Avant-garde lyrics that sound like poetic reflections and instrumentalism that can be at once uplifting and cynical; this is the reverberating aesthetic of “Lousy with Sylvianbriar,” the latest album from ‘of Montreal’.
“You like to think that you can live beyond good and evil, amputated from humanity on some life long intellectual retreat,” sings Kevin Barnes on “Obsidian Currents,” the beautiful and philosophically rich second track on the LP. “Everything is conceptual and all is rhetorical, you can feel so powerful, when you’re forced to face the physical world, you scurry like an insect.”
And when tracks retreat into this intellectual pondering, there are always tracks like “Belle Glad Missionaries” and “Triumph of Disintegration” to bring back the rock and roll. But that’s not to say these tracks lose Barnes’ lyrical touch—that remains throughout the album in typical of Montreal fashion.
But the variation in tracks is important to the presentation of the LP as a whole. Rather than just 11 tracks compiled together, the tracks have meaning and narrative—a rare occurrence. And what ultimately propels the album is the lyricism. Of course, lyrics are an integral part of any album, but of Montreal uses lyrics in such a specific and calculated way that it’s impossible to deny their power on this album, or any of Montreal album for that matter.

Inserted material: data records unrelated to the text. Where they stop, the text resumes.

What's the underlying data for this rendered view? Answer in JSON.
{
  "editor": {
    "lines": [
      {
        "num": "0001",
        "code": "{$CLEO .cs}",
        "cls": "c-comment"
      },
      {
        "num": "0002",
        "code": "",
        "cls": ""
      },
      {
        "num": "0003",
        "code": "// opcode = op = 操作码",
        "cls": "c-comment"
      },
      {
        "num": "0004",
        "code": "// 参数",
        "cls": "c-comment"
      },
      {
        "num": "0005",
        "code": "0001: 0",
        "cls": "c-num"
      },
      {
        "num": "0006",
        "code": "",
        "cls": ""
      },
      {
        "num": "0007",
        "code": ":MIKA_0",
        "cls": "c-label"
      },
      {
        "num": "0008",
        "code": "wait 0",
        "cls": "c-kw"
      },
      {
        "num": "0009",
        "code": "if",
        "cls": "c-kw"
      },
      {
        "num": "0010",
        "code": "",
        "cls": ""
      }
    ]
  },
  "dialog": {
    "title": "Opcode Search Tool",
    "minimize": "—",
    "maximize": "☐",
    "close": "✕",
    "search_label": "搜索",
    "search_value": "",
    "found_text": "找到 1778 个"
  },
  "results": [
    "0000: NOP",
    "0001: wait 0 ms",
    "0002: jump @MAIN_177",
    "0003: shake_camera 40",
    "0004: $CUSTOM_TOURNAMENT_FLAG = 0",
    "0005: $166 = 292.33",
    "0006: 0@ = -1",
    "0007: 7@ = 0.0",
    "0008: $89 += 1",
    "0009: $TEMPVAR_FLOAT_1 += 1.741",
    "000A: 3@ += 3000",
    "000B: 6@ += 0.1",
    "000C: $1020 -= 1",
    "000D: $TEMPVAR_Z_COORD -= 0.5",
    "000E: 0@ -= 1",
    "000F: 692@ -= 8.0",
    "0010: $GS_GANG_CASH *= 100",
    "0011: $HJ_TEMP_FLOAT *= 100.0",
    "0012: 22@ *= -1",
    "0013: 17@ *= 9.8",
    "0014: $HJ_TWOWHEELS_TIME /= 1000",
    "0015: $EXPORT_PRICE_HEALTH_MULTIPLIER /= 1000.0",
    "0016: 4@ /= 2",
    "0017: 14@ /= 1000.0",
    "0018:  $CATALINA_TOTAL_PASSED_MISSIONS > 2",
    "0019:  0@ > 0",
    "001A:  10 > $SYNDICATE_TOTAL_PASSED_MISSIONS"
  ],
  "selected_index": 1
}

The lyricism can, however, become overwhelming if you’re not ready for an onslaught of heavy intellectual verses matched with plenty of “oohs” and “aahs.” But if you give the verses a chance, any hesitations are instantly smoothed over with the group’s uncanny ability to put together beautiful and triumphant choruses. Take “Colossus” as an example, the lyrics are heavy to the point of depression but by the end of the song, the mood is lifted to hopeful content.
It’s this transitional ability that drives the pace of the album. And this is what makes “Lousy with Sylvianbriar” such a huge success. If you’re unfamiliar with of Montreal, you’ll feel right at home and if you’ve been following them for a while, you’ll see definite aesthetic similarities with a new narrative; it’s an overwhelmingly superb album to say the least.